The Chair recognized Debra Young of the Office of Research, who thanked the Senate for tackling the issue of creation of a copyright policy (Ms. Young had participated in the creation of what has been termed here the "previously proposed policy"). Ms. Young asked for a clarification regarding "sponsored works" and "supported works"--for example, does university cost-sharing constitute "support"? Other issues discussed included: appeal process if a faculty member disagrees with a statement of extraordinary support and resolution if extraordinary support exists but notification is delayed. The sense of the senate was that the proposed alternate policy is a better document than the previously proposed policy, and that some issues will need to be addressed by the policy's authors.

The minutes of the February and March meetings were accepted (moved, Hawes; seconded, Fisher-Wirth).

Chair Karen Green reported on the status of re-engineering. She had been given a copy of the preliminary report that she had read twice. The report is forthright and critical. The Chair believes that it is very positive that we have undertaken such a self-examination. The introduction to the report states that achieving the goal of becoming a great public university is most closely tied to achievements in the classroom and in research--all other efforts support these.

The findings include a lack of accountability in management, a lack of performance measures, and a lack of rewards for achievements. There are three critical areas: the Office of Information Technology, services to students (Financial Aid, Housing, etc.), and the university's physical facilities. The areas of emphasis are currently: 1) putting the university's financial picture in order, which will be addressed using new hardware and software; 2) the focus on Information technology, where Executive Insights is continuing to work on restructuring; and 3) restructuring campus maintenance (part-time workers are being phased out, and full-time workers are being compensated better). The report finds that implementation of the Provost model has been only partially successful, and finds the number of the university's job categories to be excessive, creating unnecessary hardship. The Physical Plant should spend more time on maintenance and less on renovation. The university's fundraising currently has three different offices competing. There is no plan to coordinate the university's distance-learning efforts.

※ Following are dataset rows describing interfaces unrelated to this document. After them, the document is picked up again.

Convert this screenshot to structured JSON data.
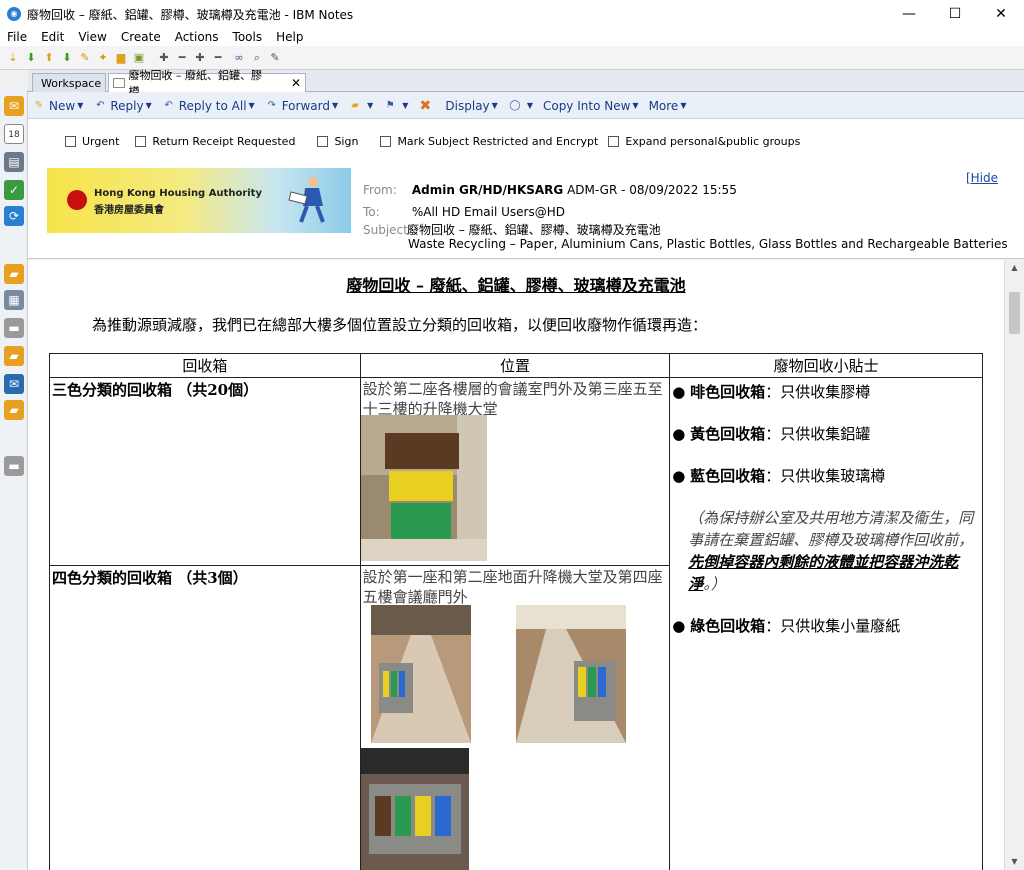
{
  "window": {
    "title": "廢物回收 – 廢紙、鋁罐、膠樽、玻璃樽及充電池 - IBM Notes",
    "controls": {
      "minimize": "—",
      "maximize": "☐",
      "close": "✕"
    }
  },
  "menu": [
    "File",
    "Edit",
    "View",
    "Create",
    "Actions",
    "Tools",
    "Help"
  ],
  "tabs": [
    {
      "label": "Workspace"
    },
    {
      "label": "廢物回收 – 廢紙、鋁罐、膠樽、...",
      "close": "✕"
    }
  ],
  "actions": [
    "New",
    "Reply",
    "Reply to All",
    "Forward",
    "Display",
    "Copy Into New",
    "More"
  ],
  "options": [
    "Urgent",
    "Return Receipt Requested",
    "Sign",
    "Mark Subject Restricted and Encrypt",
    "Expand personal&public groups"
  ],
  "logo": {
    "en": "Hong Kong Housing Authority",
    "zh": "香港房屋委員會"
  },
  "hide_link": "[Hide",
  "header": {
    "from_label": "From:",
    "from_name": "Admin GR/HD/HKSARG",
    "from_rest": "ADM-GR - 08/09/2022 15:55",
    "to_label": "To:",
    "to_value": "%All HD Email Users@HD",
    "subject_label": "Subject:",
    "subject_zh": "廢物回收 – 廢紙、鋁罐、膠樽、玻璃樽及充電池",
    "subject_en": "Waste Recycling – Paper, Aluminium Cans, Plastic Bottles, Glass Bottles and Rechargeable Batteries"
  },
  "body": {
    "title": "廢物回收 – 廢紙、鋁罐、膠樽、玻璃樽及充電池",
    "intro": "為推動源頭減廢，我們已在總部大樓多個位置設立分類的回收箱，以便回收廢物作循環再造：",
    "table": {
      "headers": [
        "回收箱",
        "位置",
        "廢物回收小貼士"
      ],
      "rows": [
        {
          "box": "三色分類的回收箱 （共20個）",
          "location": "設於第二座各樓層的會議室門外及第三座五至十三樓的升降機大堂"
        },
        {
          "box": "四色分類的回收箱 （共3個）",
          "location": "設於第一座和第二座地面升降機大堂及第四座五樓會議廳門外"
        }
      ],
      "tips": [
        {
          "color": "啡色回收箱",
          "text": "：只供收集膠樽"
        },
        {
          "color": "黃色回收箱",
          "text": "：只供收集鋁罐"
        },
        {
          "color": "藍色回收箱",
          "text": "：只供收集玻璃樽"
        }
      ],
      "note_plain": "（為保持辦公室及共用地方清潔及衞生，同事請在棄置鋁罐、膠樽及玻璃樽作回收前，",
      "note_emph": "先倒掉容器內剩餘的液體並把容器沖洗乾淨",
      "note_end": "。）",
      "tip4": {
        "color": "綠色回收箱",
        "text": "：只供收集小量廢紙"
      },
      "bullet": "●"
    }
  }
}
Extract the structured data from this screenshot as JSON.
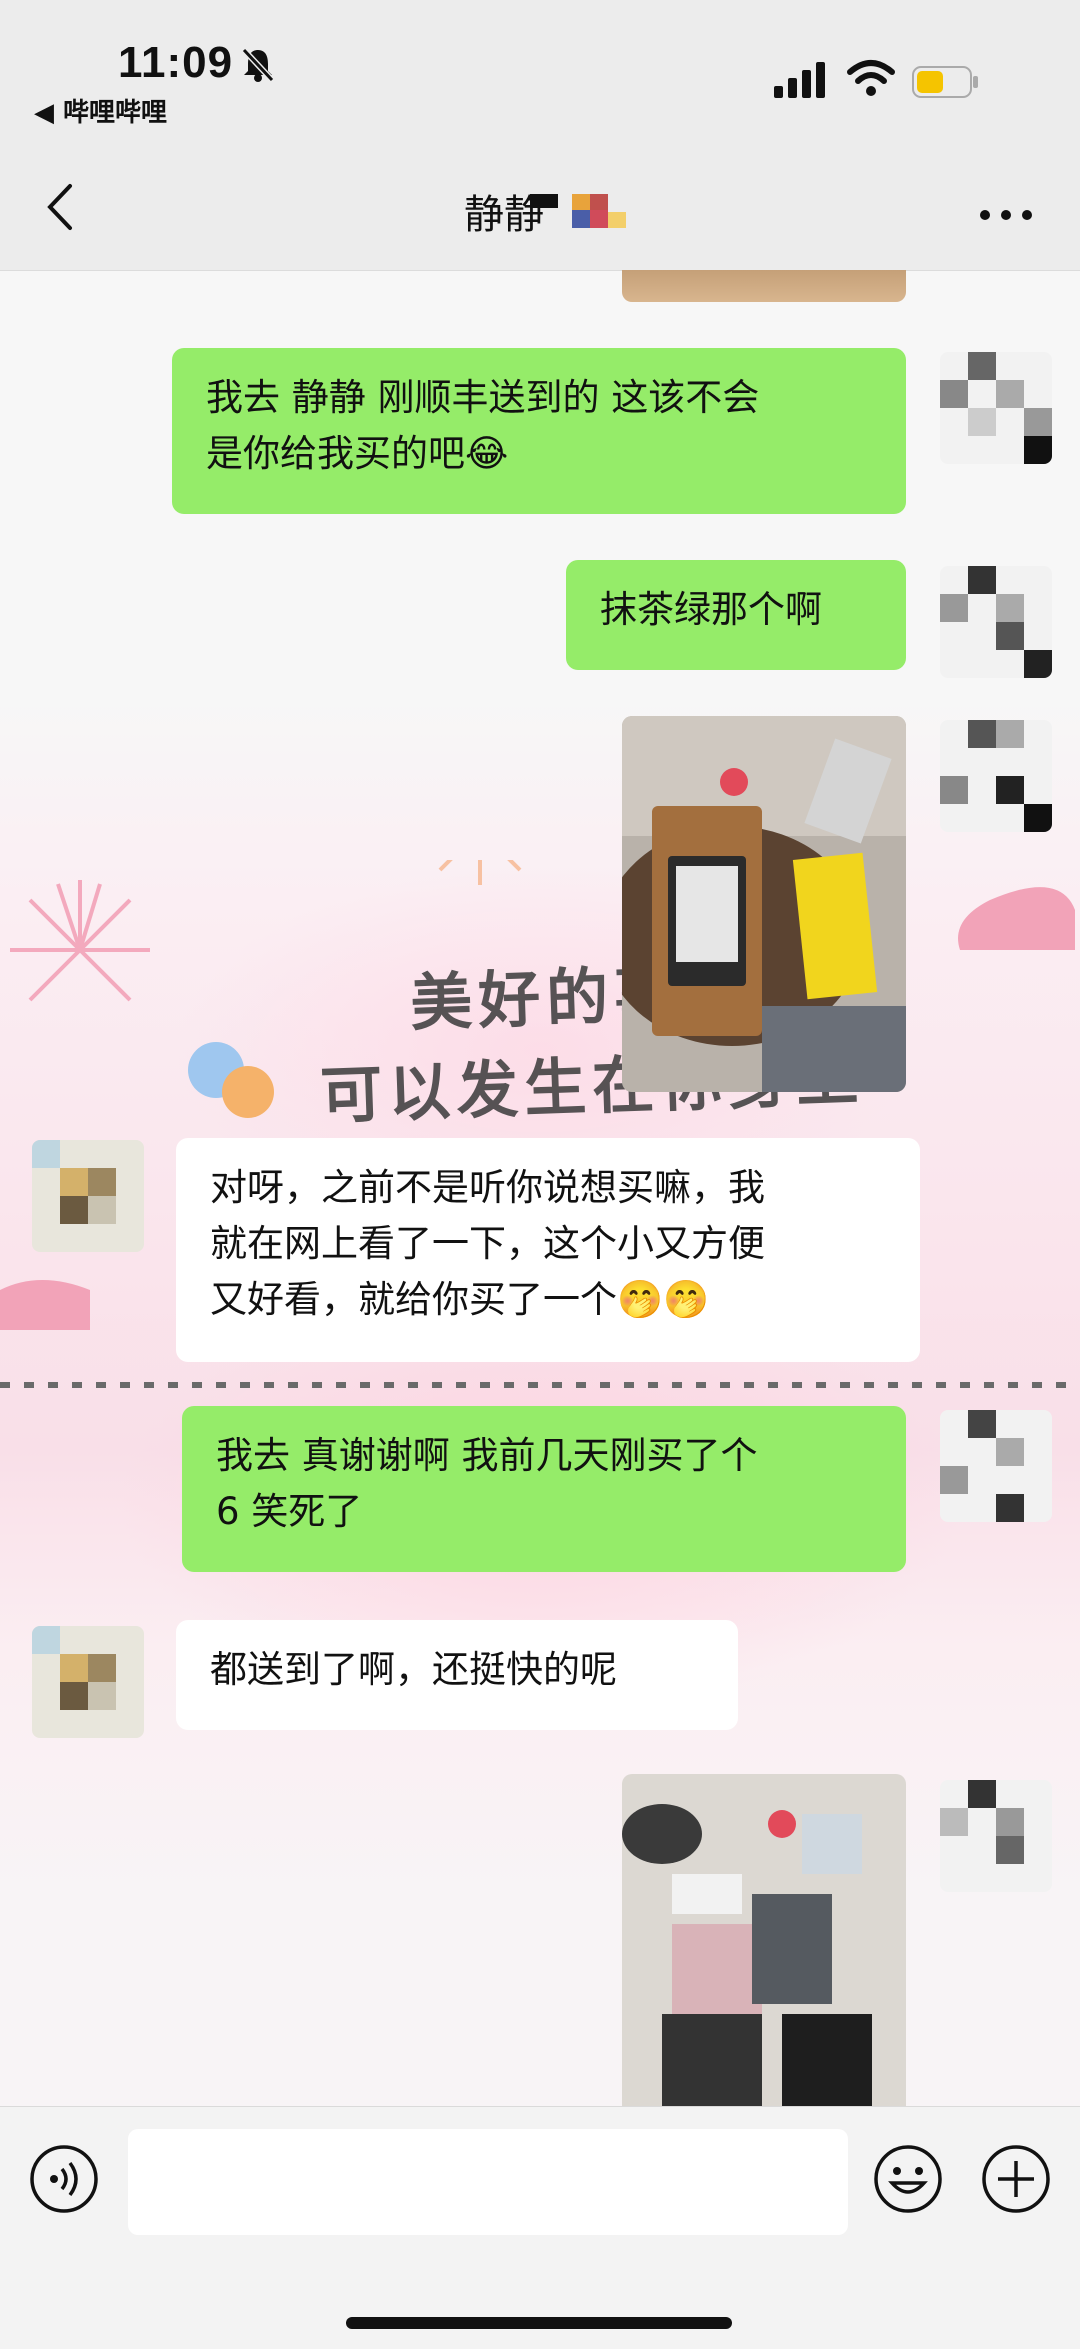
{
  "status_bar": {
    "time": "11:09",
    "back_app": "◀ 哔哩哔哩"
  },
  "nav": {
    "title": "静静"
  },
  "wallpaper": {
    "text_line1": "美好的事",
    "text_line2": "可以发生在你身上"
  },
  "messages": [
    {
      "side": "me",
      "type": "image",
      "alt": "package top"
    },
    {
      "side": "me",
      "type": "text",
      "line1": "我去 静静 刚顺丰送到的 这该不会",
      "line2": "是你给我买的吧😂"
    },
    {
      "side": "me",
      "type": "text",
      "line1": "抹茶绿那个啊"
    },
    {
      "side": "me",
      "type": "image",
      "alt": "kindle package photo"
    },
    {
      "side": "them",
      "type": "text",
      "line1": "对呀，之前不是听你说想买嘛，我",
      "line2": "就在网上看了一下，这个小又方便",
      "line3": "又好看，就给你买了一个🤭🤭"
    },
    {
      "side": "me",
      "type": "text",
      "line1": "我去 真谢谢啊 我前几天刚买了个",
      "line2": "6 笑死了"
    },
    {
      "side": "them",
      "type": "text",
      "line1": "都送到了啊，还挺快的呢"
    },
    {
      "side": "me",
      "type": "image",
      "alt": "unboxed items photo"
    }
  ],
  "colors": {
    "my_bubble": "#95ec69",
    "their_bubble": "#ffffff",
    "nav_bg": "#ececec"
  },
  "input": {
    "placeholder": ""
  }
}
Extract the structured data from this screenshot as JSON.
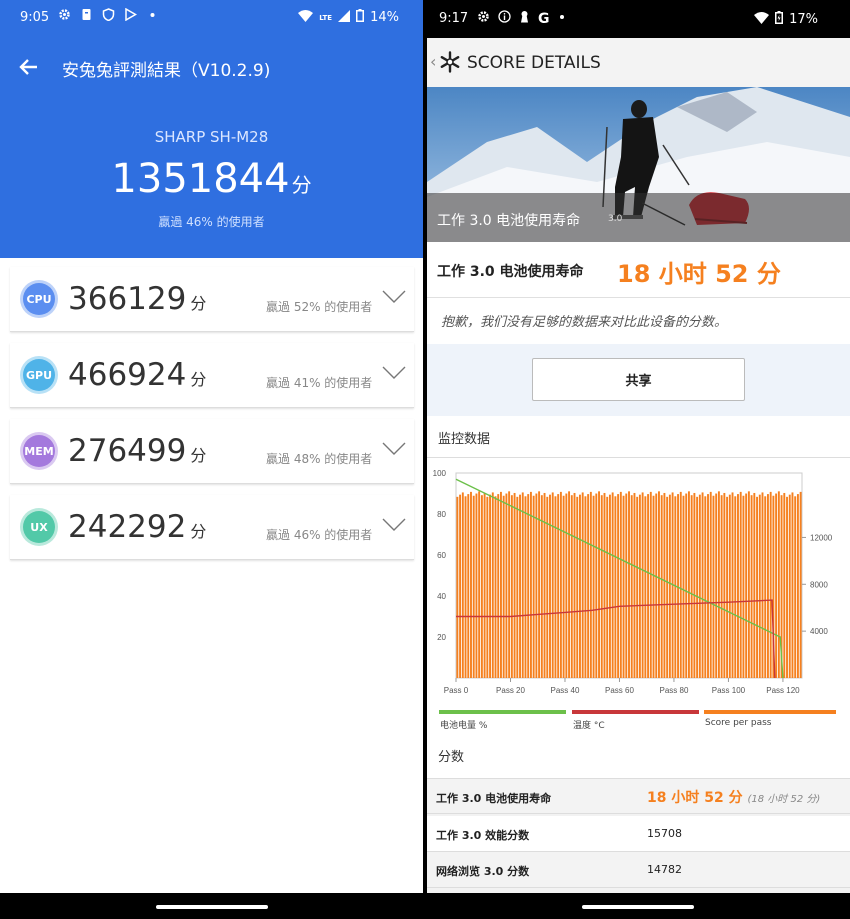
{
  "left": {
    "status": {
      "time": "9:05",
      "battery": "14%",
      "network": "LTE"
    },
    "title": "安兔兔評測結果（V10.2.9)",
    "device": "SHARP SH-M28",
    "total_score": "1351844",
    "unit": "分",
    "beat": "贏過 46% 的使用者",
    "subscores": [
      {
        "badge": "CPU",
        "color": "#5b8ef0",
        "score": "366129",
        "pct": "贏過 52% 的使用者"
      },
      {
        "badge": "GPU",
        "color": "#4fb3e8",
        "score": "466924",
        "pct": "贏過 41% 的使用者"
      },
      {
        "badge": "MEM",
        "color": "#a479dd",
        "score": "276499",
        "pct": "贏過 48% 的使用者"
      },
      {
        "badge": "UX",
        "color": "#52c9a8",
        "score": "242292",
        "pct": "贏過 46% 的使用者"
      }
    ]
  },
  "right": {
    "status": {
      "time": "9:17",
      "battery": "17%",
      "g": "G"
    },
    "header_title": "SCORE DETAILS",
    "hero_caption": "工作 3.0 电池使用寿命",
    "hero_version": "3.0",
    "result_label": "工作 3.0 电池使用寿命",
    "result_value": "18 小时 52 分",
    "sorry_text": "抱歉，我们没有足够的数据来对比此设备的分数。",
    "share_label": "共享",
    "monitor_title": "监控数据",
    "legend": [
      {
        "label": "电池电量 %",
        "color": "#6cc04a"
      },
      {
        "label": "温度 °C",
        "color": "#c8373a"
      },
      {
        "label": "Score per pass",
        "color": "#f5801f"
      }
    ],
    "scores_title": "分数",
    "score_rows": [
      {
        "k": "工作 3.0 电池使用寿命",
        "v": "18 小时 52 分",
        "sub": "(18 小时 52 分)"
      },
      {
        "k": "工作 3.0 效能分数",
        "v": "15708"
      },
      {
        "k": "网络浏览 3.0 分数",
        "v": "14782"
      }
    ]
  },
  "chart_data": {
    "type": "bar",
    "title": "监控数据",
    "x_ticks": [
      "Pass 0",
      "Pass 20",
      "Pass 40",
      "Pass 60",
      "Pass 80",
      "Pass 100",
      "Pass 120"
    ],
    "xlim": [
      0,
      127
    ],
    "y_left_ticks": [
      "100",
      "80",
      "60",
      "40",
      "20"
    ],
    "y_left_lim": [
      0,
      100
    ],
    "y_right_ticks": [
      "12000",
      "8000",
      "4000"
    ],
    "y_right_lim": [
      0,
      17500
    ],
    "bars_per_pass_score": {
      "count": 127,
      "approx_value": 15700
    },
    "battery_line": [
      [
        0,
        97
      ],
      [
        119,
        20
      ],
      [
        120,
        0
      ]
    ],
    "temperature_line": [
      [
        0,
        30
      ],
      [
        20,
        30
      ],
      [
        30,
        31
      ],
      [
        40,
        32
      ],
      [
        50,
        33
      ],
      [
        60,
        35
      ],
      [
        80,
        36
      ],
      [
        100,
        37
      ],
      [
        116,
        38
      ],
      [
        117,
        0
      ]
    ],
    "series": [
      {
        "name": "电池电量 %"
      },
      {
        "name": "温度 °C"
      },
      {
        "name": "Score per pass"
      }
    ]
  }
}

An Operations group is currently reviewing the preliminary report. At a meeting with the senate executive committee this morning, the Chancellor agreed to add full-time faculty to operations group and that the Information Technology oversight committee should have a faculty majority. Phase I of reengineering has been completed by KPMG, and RFP's will be issued for Phase II.

Chair Karen Green next reported on the executive committee's meeting with the Chancellor.  The Board has approved a tuition increase for 1998-1999.  The university will receive funds equivalent to 3% of salary that will be used for merit pay increases.  The university has received an equity adjustment of +$2,000,000 and funds to address the "year 2000" problem.  There will be increased funding of the operations budget and and additional $300,000 has been designated for library acquisitions.

Lapsed salary monies will be used to build a road to the intramural fields, to cover the deficit at NCPA, and to buy out Mr. Woodruff's contract.  The Chancellor said that in the future, if it's not in the budget, then it won't happen.  There'll be no more "we'll find the money" procedure.

The Chair is making a presentation to the University Planning Council on the senate's recommendation regarding the Office of Research.  Chancellor Khayat wants to move the Office of Research to "hard money".  The senate's position is that with 17 research institutes on campus there is a need for central reporting.  Currently, decisions are being made at a variety of levels.

Dr. Kellum has responded to the senate's inquiry and reports that there have been 21 waivers of hiring procedures in the last 2 years.  She soon will be able to provide the figures on hiring in the last 3 years.

The senate thanked Karen Green for her diligence and hard work during  her tenure as Chair of the senate.

The meeting was adjourned at 3:12. The next meeting will be election of officers for the new senate and will be held during the first week of May.